Legal-aid deal provides stability for lawyers and clients: B.C. attorney general
(CTV News File Photo)
VANCOUVER - The British Columbia government has reached an agreement with legal aid lawyers who represent low-income clients.
Attorney General David Eby said the two-and-a-half-year deal with the Association of Legal Aid Lawyers and the Legal Aid Society will ensure better access to legal support and more stability for lawyers who have been giving services at below cost.
Lawyers who help those with disabilities, mental-health issues, addiction and other struggles had not seen a wage increase since 2006, he told a news conference Tuesday.
“The injustice of that kind of structure, where the lawyers who represent the most vulnerable are the worst-paid actors of any of the people in the courtroom is an incredibly troubling situation and one we have moved to address through this,” he said.
The new agreement will allow for more duty counsel to provide advice on family and criminal matters and the province will open more clinics allowing people to access services such as use of computers and printers.

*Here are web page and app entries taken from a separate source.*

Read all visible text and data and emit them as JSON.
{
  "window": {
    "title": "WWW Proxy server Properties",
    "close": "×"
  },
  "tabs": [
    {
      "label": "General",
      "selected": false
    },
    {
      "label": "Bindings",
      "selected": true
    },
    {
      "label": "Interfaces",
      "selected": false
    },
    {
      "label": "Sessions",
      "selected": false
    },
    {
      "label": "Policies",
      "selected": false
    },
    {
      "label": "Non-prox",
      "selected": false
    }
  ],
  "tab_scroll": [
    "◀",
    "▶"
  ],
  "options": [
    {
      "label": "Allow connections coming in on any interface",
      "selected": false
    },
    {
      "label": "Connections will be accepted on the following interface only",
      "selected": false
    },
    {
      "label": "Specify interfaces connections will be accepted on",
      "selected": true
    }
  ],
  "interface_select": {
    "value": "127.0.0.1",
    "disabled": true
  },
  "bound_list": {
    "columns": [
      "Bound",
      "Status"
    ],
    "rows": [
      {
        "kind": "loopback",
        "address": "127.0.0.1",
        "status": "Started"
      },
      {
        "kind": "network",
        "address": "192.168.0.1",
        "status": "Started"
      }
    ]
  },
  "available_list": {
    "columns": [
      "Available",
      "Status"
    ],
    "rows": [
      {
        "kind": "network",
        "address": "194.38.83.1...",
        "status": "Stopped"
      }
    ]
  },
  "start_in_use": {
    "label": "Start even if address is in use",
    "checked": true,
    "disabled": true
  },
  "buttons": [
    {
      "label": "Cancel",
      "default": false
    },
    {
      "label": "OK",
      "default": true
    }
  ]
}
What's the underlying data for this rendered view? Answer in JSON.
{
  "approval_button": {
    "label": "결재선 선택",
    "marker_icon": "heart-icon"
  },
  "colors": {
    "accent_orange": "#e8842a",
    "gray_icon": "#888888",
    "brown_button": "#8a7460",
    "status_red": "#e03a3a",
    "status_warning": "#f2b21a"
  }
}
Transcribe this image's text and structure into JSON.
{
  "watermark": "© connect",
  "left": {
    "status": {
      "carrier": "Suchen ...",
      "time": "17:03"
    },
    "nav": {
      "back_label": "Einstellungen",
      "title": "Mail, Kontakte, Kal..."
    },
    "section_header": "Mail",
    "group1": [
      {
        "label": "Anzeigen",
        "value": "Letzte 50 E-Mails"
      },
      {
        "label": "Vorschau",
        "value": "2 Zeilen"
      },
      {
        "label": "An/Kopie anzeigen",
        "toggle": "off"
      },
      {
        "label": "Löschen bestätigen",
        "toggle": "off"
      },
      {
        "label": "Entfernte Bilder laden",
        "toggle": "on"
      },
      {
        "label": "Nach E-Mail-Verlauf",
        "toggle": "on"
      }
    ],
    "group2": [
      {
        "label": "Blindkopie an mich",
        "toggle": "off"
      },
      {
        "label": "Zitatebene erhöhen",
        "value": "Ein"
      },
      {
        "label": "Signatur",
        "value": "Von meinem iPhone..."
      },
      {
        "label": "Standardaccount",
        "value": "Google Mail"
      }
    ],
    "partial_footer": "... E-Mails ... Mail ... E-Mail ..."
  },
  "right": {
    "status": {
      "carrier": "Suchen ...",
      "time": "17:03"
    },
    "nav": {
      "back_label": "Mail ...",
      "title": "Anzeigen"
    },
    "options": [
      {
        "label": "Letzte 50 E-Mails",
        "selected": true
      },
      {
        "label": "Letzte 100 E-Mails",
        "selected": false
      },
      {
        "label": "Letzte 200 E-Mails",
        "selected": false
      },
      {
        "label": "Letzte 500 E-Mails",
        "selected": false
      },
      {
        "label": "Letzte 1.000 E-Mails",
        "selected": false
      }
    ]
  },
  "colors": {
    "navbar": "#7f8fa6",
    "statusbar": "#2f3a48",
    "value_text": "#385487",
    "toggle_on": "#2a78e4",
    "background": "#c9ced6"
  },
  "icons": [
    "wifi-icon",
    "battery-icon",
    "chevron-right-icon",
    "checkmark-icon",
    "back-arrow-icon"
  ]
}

Eby said more information will be provided in the coming weeks on where the clinics will be opening.
The province did not provide figures on how much wages will increase or how many clinics will open.
The new deal sets a minimal level of essential service to ensure clients can access lawyers during future negotiations.
Eby said cutbacks to legal aid in 2002 led to backlogs, delays and people representing themselves in court, while the number of legal-aid cases dropped from over 47,000 to less than 30,000 under the former Liberal government.
“People who used to be able to depend on legal aid and somebody being there to assist them through a complicated process were no longer able to count on that support,” he said. “In many cases they were forced to go it alone.”
Jean Whittow, board chair of the Legal Services Society, said she's confident more legal-aid lawyers will be attracted to the important work of helping marginalized people without disruptions in service.
Last year, the province increased funding by $26 million over three years, the most significant amount of funding since 2002, Eby said.
In May, the government was forced to provide a one-time grant of $7.9 million to help develop a new approach to legal-aid funding, averting a withdrawal of the service.
The Association of Legal Aid Lawyers said the agreement meant members would not limit or suspend the work they do.
The province's interim agreement included a pay increase from April to October while the current agreement was being negotiated.
Controversial cuts starting in 2002 had a majority of BC Law Society members voting to censure then-attorney general Geoff Plant.
This report by The Canadian Press was first published on Oct. 15.